__PROVIDED DATA__.
========

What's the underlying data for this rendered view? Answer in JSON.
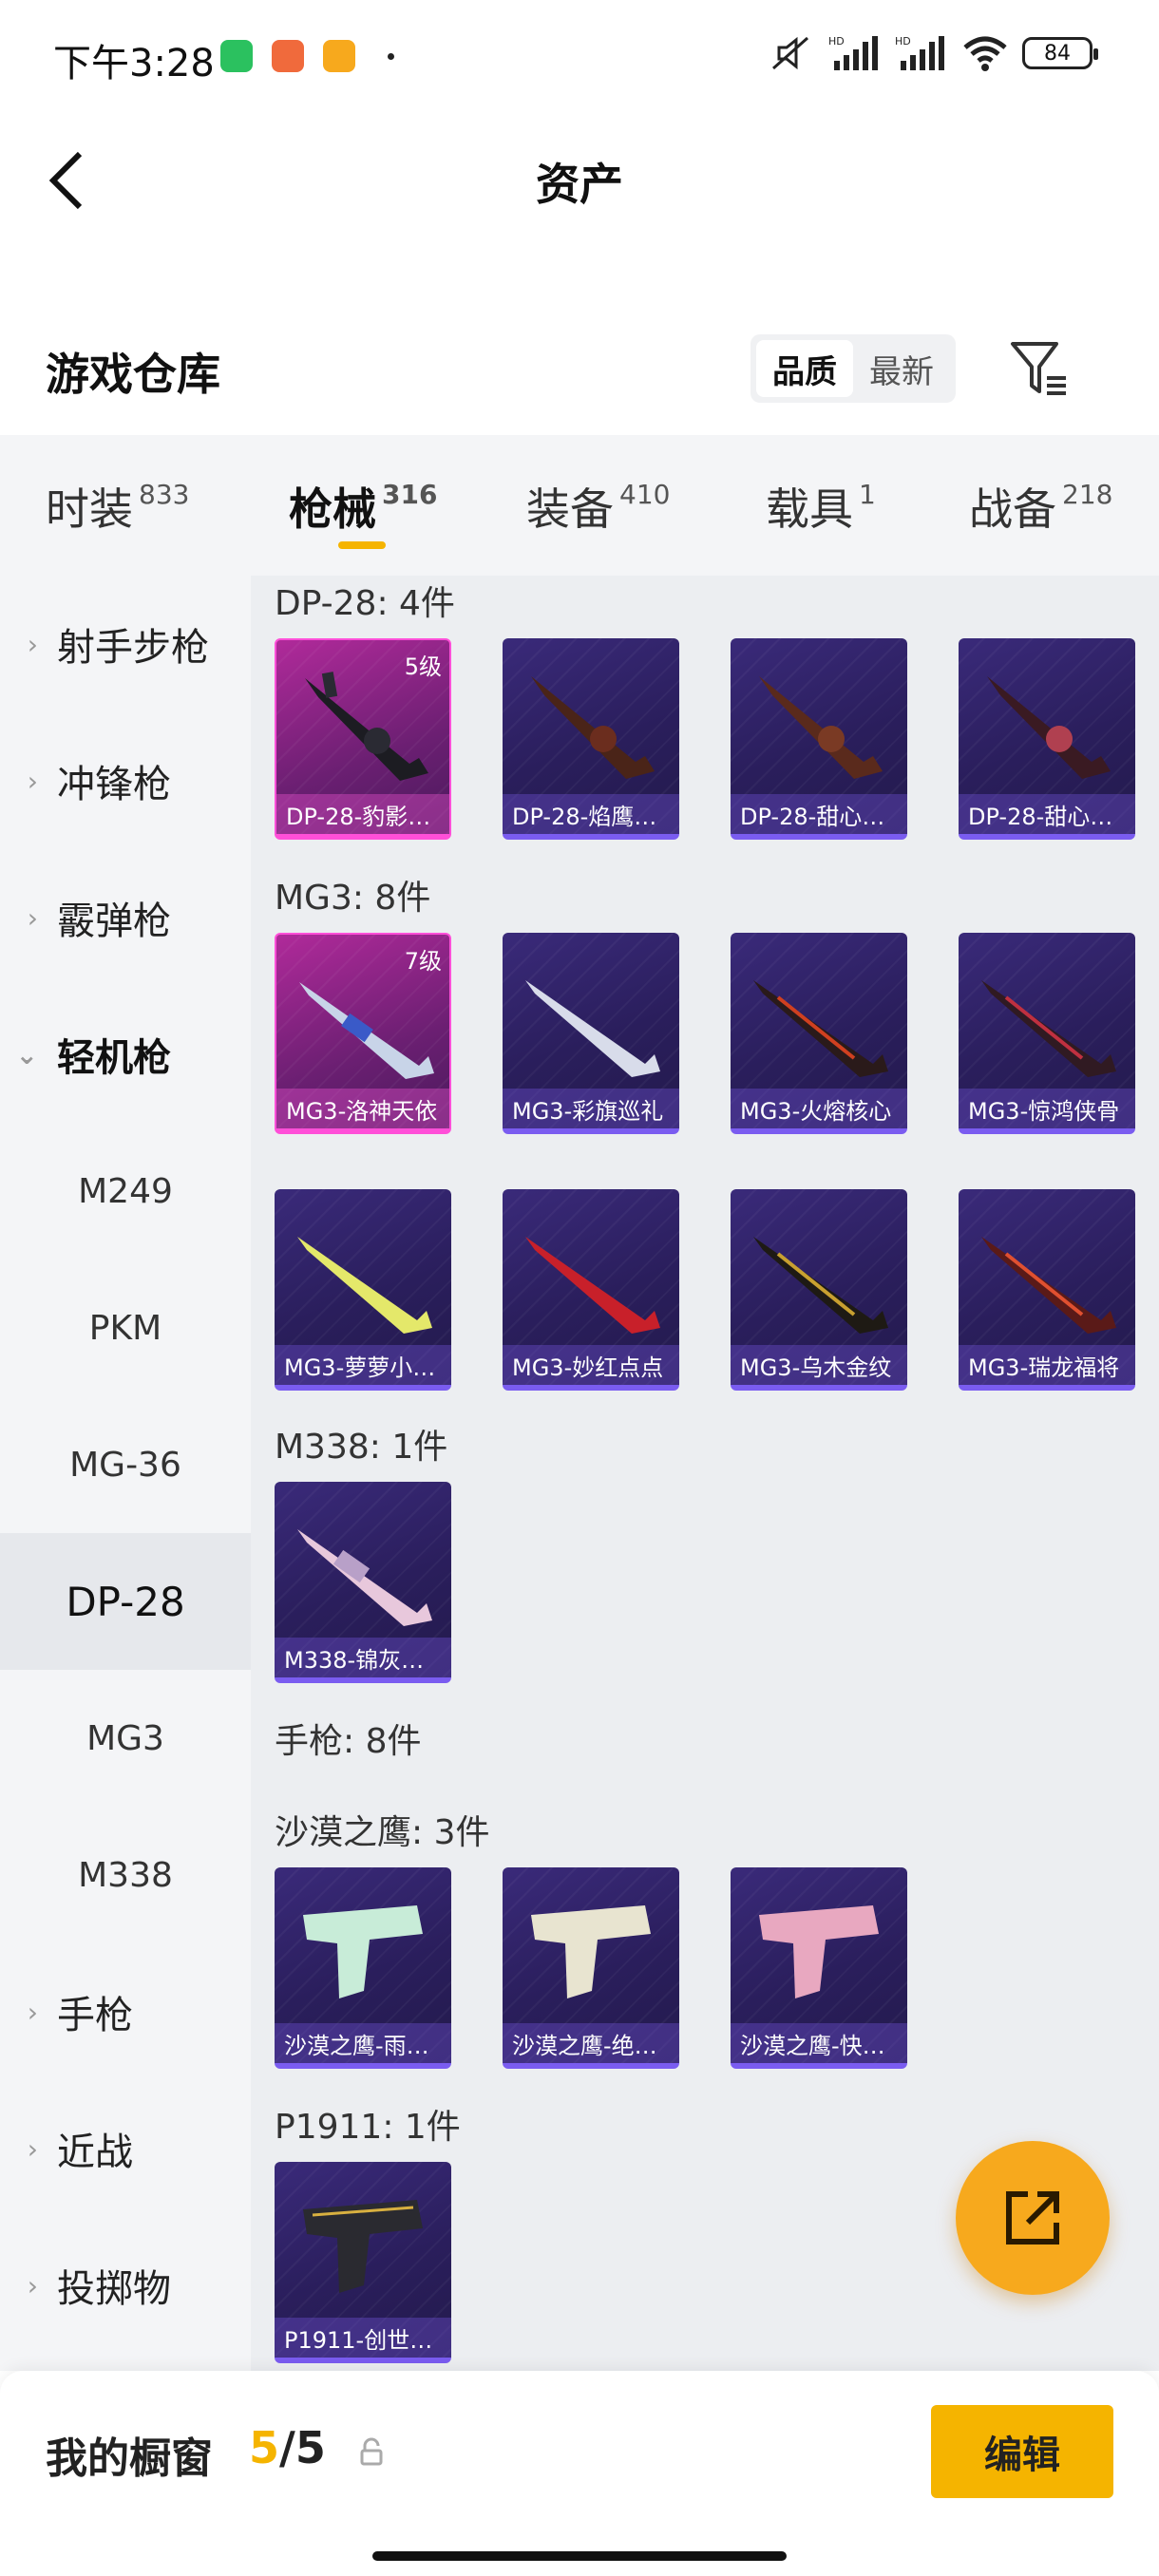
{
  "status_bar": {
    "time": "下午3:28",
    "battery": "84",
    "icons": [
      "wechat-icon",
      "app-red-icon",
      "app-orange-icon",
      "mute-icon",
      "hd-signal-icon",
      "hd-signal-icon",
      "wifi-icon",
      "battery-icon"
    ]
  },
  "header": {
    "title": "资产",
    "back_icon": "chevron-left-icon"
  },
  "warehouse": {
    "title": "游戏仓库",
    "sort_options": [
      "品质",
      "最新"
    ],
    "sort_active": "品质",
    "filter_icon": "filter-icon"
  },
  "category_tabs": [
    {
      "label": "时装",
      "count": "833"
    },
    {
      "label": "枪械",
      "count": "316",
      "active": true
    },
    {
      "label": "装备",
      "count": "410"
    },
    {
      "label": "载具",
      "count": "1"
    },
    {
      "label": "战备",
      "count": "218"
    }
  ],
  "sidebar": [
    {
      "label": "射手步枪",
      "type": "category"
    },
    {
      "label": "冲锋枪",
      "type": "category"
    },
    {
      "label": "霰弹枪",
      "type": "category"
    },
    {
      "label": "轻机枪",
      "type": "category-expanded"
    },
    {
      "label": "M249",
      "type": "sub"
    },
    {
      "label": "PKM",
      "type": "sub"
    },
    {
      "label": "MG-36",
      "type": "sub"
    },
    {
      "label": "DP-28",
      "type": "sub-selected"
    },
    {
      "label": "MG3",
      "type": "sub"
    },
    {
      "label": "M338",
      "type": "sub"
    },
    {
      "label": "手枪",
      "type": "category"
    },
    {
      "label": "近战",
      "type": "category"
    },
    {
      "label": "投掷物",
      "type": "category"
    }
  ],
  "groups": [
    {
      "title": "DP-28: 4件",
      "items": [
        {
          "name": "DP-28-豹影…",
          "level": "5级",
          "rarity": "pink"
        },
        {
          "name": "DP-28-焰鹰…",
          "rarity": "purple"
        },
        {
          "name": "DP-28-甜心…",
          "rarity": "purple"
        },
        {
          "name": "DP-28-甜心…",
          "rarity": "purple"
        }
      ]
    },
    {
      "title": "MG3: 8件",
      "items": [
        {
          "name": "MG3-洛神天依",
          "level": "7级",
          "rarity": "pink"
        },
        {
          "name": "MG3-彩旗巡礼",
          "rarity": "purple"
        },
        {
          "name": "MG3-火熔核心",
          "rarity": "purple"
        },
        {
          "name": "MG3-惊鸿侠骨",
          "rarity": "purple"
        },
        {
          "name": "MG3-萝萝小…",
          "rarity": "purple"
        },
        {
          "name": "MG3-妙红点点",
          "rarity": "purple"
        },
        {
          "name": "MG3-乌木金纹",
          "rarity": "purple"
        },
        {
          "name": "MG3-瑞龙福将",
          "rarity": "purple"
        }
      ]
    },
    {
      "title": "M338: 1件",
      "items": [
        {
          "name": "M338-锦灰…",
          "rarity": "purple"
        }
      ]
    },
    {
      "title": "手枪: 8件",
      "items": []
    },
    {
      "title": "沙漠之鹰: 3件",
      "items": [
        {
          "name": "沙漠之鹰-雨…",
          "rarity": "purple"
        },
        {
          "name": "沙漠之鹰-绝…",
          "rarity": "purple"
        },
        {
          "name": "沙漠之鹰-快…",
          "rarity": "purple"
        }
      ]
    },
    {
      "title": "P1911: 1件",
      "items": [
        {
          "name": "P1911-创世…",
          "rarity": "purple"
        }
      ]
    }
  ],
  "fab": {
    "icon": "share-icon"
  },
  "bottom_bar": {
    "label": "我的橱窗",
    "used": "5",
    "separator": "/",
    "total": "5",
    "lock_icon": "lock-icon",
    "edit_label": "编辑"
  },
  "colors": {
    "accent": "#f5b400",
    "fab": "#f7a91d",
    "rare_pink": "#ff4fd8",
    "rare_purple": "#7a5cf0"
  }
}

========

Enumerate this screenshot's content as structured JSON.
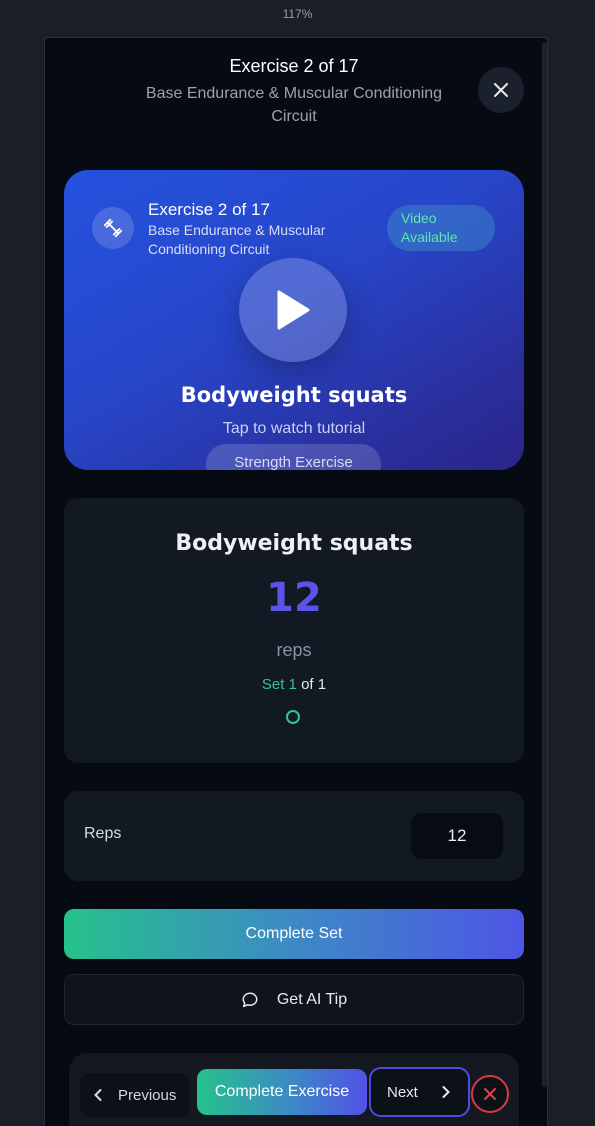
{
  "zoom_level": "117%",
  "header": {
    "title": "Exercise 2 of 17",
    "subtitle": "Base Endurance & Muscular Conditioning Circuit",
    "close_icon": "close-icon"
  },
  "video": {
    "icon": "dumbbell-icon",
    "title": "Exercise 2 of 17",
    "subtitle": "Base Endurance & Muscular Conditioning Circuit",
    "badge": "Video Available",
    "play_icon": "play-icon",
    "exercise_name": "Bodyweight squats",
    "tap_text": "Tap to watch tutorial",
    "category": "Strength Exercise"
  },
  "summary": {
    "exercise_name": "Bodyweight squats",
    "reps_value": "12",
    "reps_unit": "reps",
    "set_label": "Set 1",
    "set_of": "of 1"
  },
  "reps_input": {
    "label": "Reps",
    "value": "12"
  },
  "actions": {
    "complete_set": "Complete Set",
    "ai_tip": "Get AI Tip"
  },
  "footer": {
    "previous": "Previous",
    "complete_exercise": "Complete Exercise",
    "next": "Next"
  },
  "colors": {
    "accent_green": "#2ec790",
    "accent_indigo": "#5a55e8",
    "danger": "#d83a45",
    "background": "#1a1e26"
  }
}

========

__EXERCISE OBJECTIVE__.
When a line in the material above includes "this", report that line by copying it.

__ANSWER AREA__.
What's the underlying data for this rendered view? Answer in JSON.
Enumerate this screenshot's content as structured JSON.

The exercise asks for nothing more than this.